*EXERCISE*
Answer with only the number of lines below where "anticipadas" appears.

*** SOURCE MATERIAL ***

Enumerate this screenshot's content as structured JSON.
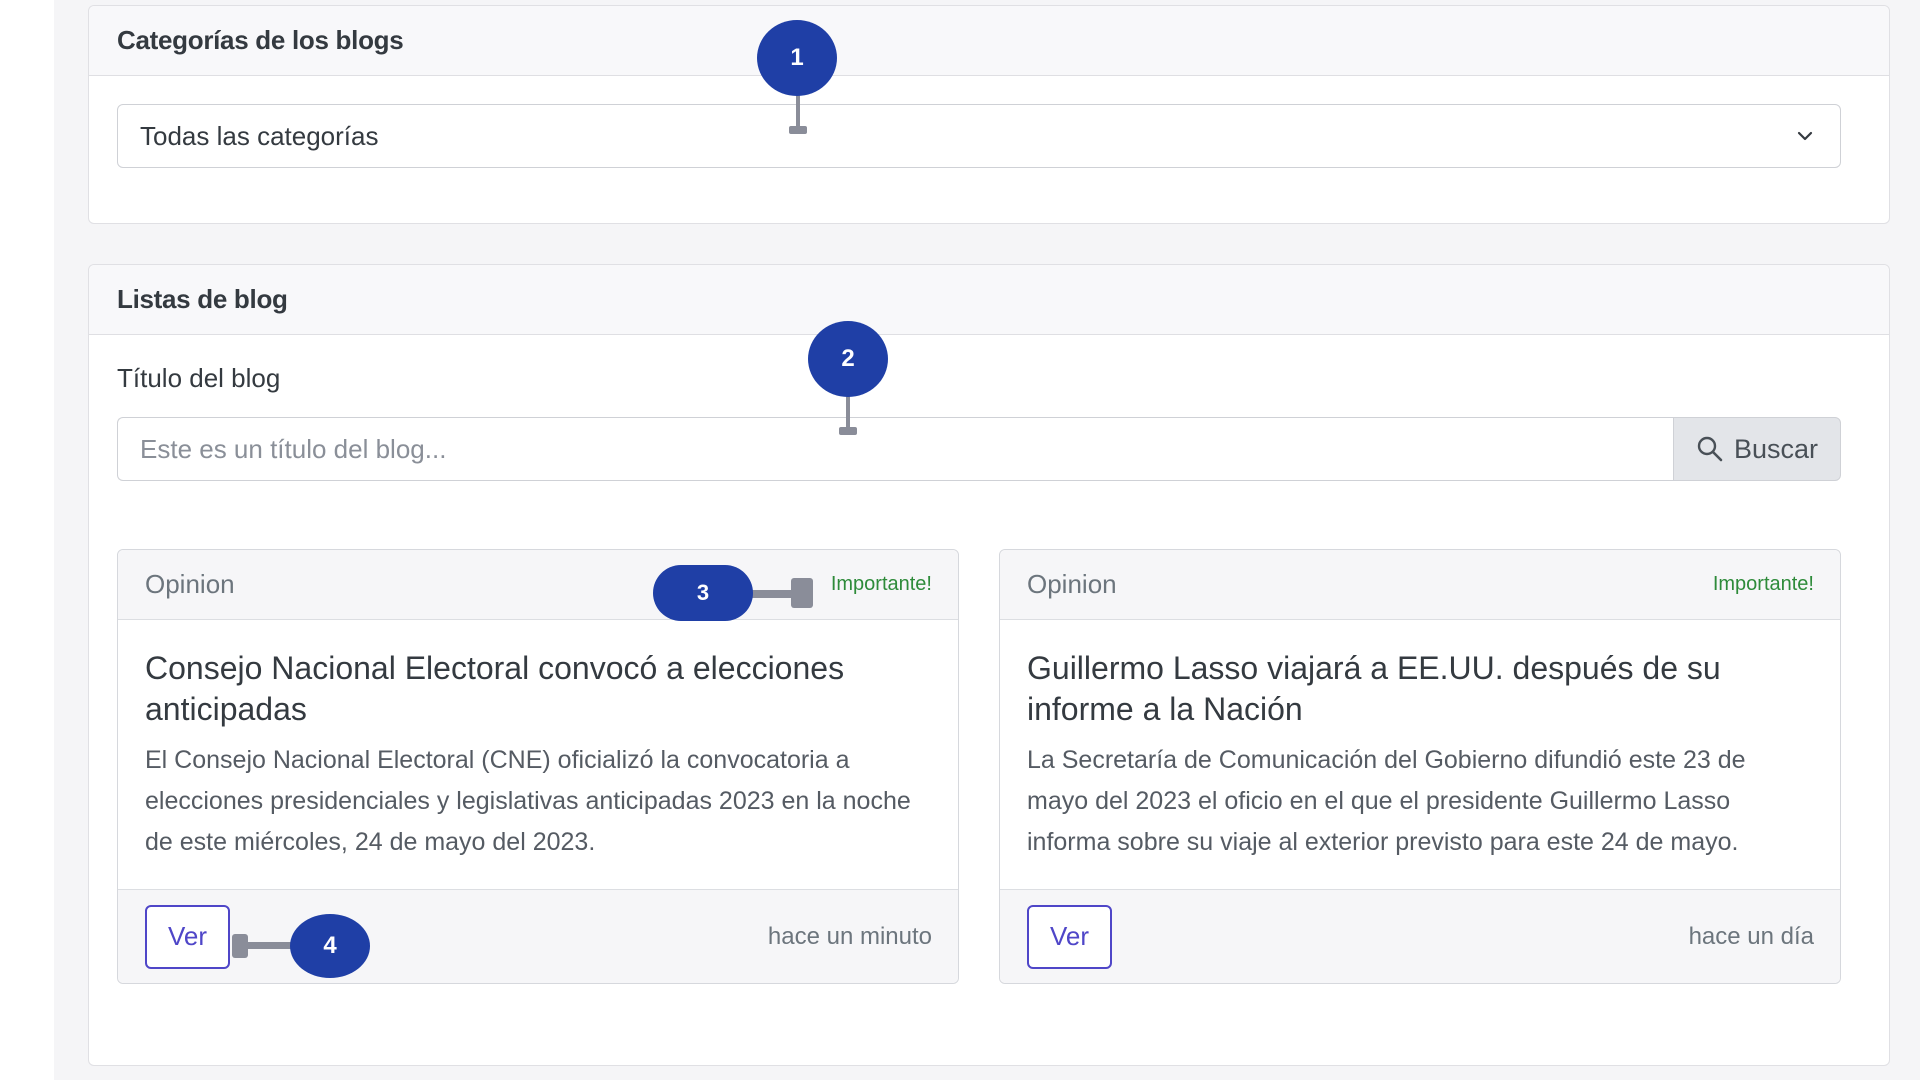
{
  "categories_card": {
    "title": "Categorías de los blogs",
    "select_value": "Todas las categorías"
  },
  "blogs_card": {
    "title": "Listas de blog",
    "title_label": "Título del blog",
    "search_placeholder": "Este es un título del blog...",
    "search_button": "Buscar"
  },
  "blogs": [
    {
      "category": "Opinion",
      "badge": "Importante!",
      "title": "Consejo Nacional Electoral convocó a elecciones anticipadas",
      "excerpt": "El Consejo Nacional Electoral (CNE) oficializó la convocatoria a elecciones presidenciales y legislativas anticipadas 2023 en la noche de este miércoles, 24 de mayo del 2023.",
      "button": "Ver",
      "time": "hace un minuto"
    },
    {
      "category": "Opinion",
      "badge": "Importante!",
      "title": "Guillermo Lasso viajará a EE.UU. después de su informe a la Nación",
      "excerpt": "La Secretaría de Comunicación del Gobierno difundió este 23 de mayo del 2023 el oficio en el que el presidente Guillermo Lasso informa sobre su viaje al exterior previsto para este 24 de mayo.",
      "button": "Ver",
      "time": "hace un día"
    }
  ],
  "markers": [
    "1",
    "2",
    "3",
    "4"
  ],
  "colors": {
    "marker": "#1f3fa6",
    "badge_green": "#2e8b3a",
    "primary_outline": "#4f46c8"
  },
  "icons": {
    "select": "chevron-down-icon",
    "search": "search-icon"
  }
}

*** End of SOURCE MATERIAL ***

*EXPECTED OUTPUT*
2